Season and roast: In a big bowl, stir together the hoisin sauce, sesame oil, agave syrup, ketchup, soy sauce, garlic, and five-spice powder. Add the cauliflower wedges and, using a big spoon or spatula, stir to coat well. Most of the seasonings should adhere. Spread the wedges out onto the prepared baking sheet, cut-side down. Drizzle or smear any remaining seasoning from the bowl onto the wedges.
Roast the cauliflower for 15 minutes, use tongs to turn over the wedges, and then roast for 10 minutes longer. Liquid will appear on the pan. Continue roasting for 10 to 15 minutes, during which the liquid will concentrate, bubble, and thicken. As that happens, use the tongs or a spatula to flip the cauliflower pieces about three times so they pick up the seasonings. When done, the cauliflower should look richly browned and be tender yet slightly chewy. A knife tip pierced into the thickest core areas usually meets a little resistance. The total roasting time is about 40 minutes.
To get a slightly deeper color and flavor, keep the baking sheet in its place and switch on the broiler for about 60 seconds, monitoring carefully to avoid burning.
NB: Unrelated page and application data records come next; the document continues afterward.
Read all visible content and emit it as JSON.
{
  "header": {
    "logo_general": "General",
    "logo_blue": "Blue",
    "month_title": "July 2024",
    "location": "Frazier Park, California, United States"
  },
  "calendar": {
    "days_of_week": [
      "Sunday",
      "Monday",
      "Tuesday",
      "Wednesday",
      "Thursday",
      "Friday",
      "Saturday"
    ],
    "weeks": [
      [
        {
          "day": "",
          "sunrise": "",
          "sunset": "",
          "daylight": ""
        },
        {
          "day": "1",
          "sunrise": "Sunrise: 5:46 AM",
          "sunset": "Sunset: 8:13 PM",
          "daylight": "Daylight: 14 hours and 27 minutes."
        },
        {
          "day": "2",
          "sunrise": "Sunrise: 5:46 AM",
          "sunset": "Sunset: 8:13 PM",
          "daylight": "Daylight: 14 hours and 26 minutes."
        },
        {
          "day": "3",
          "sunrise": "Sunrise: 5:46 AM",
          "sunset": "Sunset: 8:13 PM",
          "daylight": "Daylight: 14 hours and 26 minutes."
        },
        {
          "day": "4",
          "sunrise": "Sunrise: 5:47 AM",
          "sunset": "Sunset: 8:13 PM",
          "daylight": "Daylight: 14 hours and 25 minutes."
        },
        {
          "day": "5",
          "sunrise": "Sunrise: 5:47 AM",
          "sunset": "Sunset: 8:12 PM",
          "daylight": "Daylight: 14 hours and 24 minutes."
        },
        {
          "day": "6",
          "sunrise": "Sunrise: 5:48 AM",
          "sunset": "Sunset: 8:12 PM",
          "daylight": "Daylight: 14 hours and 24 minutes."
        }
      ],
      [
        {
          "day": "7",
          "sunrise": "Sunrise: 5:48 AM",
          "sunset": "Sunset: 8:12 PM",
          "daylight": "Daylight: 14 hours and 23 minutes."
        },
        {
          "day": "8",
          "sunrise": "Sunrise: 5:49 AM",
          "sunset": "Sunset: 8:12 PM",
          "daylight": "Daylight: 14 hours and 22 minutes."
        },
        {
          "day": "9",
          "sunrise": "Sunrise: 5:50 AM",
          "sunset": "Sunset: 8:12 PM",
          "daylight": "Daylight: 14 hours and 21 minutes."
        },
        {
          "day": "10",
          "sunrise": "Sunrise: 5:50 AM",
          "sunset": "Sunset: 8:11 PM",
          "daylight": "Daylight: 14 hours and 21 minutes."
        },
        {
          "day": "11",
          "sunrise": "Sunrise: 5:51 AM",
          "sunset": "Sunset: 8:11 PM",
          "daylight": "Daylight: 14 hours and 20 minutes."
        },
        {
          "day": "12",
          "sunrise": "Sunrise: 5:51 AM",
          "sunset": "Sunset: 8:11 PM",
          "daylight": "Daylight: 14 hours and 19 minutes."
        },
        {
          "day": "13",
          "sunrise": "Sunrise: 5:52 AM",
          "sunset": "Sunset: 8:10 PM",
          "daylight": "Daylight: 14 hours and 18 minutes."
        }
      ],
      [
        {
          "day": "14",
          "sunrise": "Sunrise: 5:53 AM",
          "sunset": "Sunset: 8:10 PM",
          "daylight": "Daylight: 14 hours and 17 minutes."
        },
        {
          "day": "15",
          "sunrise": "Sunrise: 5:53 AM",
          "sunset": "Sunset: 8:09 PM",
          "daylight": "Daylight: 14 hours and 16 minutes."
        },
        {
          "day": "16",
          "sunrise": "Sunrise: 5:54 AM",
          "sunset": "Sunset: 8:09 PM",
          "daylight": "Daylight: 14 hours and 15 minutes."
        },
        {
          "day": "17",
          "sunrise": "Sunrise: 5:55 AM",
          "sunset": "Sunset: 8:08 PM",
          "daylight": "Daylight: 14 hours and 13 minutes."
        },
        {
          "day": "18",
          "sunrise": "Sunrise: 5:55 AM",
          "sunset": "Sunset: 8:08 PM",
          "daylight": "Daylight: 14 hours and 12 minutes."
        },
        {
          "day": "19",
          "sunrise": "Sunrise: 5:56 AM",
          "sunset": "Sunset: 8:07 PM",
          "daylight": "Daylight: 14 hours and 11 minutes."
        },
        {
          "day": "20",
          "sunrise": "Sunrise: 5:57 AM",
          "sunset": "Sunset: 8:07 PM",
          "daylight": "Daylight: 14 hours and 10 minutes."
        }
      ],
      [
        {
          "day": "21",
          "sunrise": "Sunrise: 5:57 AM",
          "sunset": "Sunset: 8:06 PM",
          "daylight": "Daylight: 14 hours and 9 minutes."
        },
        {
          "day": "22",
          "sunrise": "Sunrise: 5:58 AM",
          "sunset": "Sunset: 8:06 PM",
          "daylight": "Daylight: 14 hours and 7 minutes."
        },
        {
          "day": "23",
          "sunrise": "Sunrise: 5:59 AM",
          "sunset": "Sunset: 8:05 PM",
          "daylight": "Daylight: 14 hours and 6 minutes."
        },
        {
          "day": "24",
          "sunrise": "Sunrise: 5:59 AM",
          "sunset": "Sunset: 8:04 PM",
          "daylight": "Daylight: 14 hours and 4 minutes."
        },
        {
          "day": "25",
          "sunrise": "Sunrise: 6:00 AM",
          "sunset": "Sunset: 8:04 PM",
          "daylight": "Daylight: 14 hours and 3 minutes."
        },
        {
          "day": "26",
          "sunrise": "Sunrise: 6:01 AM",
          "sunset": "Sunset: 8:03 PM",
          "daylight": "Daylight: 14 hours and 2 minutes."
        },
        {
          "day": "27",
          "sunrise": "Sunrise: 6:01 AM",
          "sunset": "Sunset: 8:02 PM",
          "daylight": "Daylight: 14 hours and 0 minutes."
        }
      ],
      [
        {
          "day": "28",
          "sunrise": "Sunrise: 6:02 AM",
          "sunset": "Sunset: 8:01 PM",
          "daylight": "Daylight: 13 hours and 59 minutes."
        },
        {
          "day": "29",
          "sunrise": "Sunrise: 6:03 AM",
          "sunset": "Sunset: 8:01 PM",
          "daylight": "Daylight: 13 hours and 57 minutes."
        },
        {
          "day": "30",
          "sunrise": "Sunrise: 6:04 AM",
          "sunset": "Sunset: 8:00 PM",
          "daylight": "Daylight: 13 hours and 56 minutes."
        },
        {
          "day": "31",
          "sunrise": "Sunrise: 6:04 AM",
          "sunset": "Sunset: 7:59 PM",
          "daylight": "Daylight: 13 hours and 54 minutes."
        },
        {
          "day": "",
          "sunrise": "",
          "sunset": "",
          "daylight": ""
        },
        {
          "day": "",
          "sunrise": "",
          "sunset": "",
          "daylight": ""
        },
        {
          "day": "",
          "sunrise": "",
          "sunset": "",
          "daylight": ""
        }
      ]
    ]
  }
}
Remove the cauliflower from the oven and let it rest a few minutes to develop flavor before serving.
From “Ever-Green Vietnamese” by Andrea Nguyen
More Andrea Nguyen Recipes to Enjoy: Baked Char Siu Pork Buns
And: Shortcut Plain Steamed Buns From Biscuit Dough
And: Roast Chicken with Red Fermented Tofu
And: Spicy Tofu with Lamb and Sichuan Peppercorn
And: Pan-Roasted Tomatoes Stuffed with Pork
Another Plant-Based Char Siu Recipe to Make: Char Siu Yams by Steven Raichlen
Ooh this looks so good! Admittedly cauliflower isn’t one of my favorite veggies either, but anything would taste good in char siu sauce. I’ve been listening to Andrea’s podcast, Everything Cookbooks, and am looking forward to checking out her new cookbook.
Hi Joanna: Andrea’s podcast is so informative and such a great listen. I’m sure you’ll much enjoy her newest cookbook, too.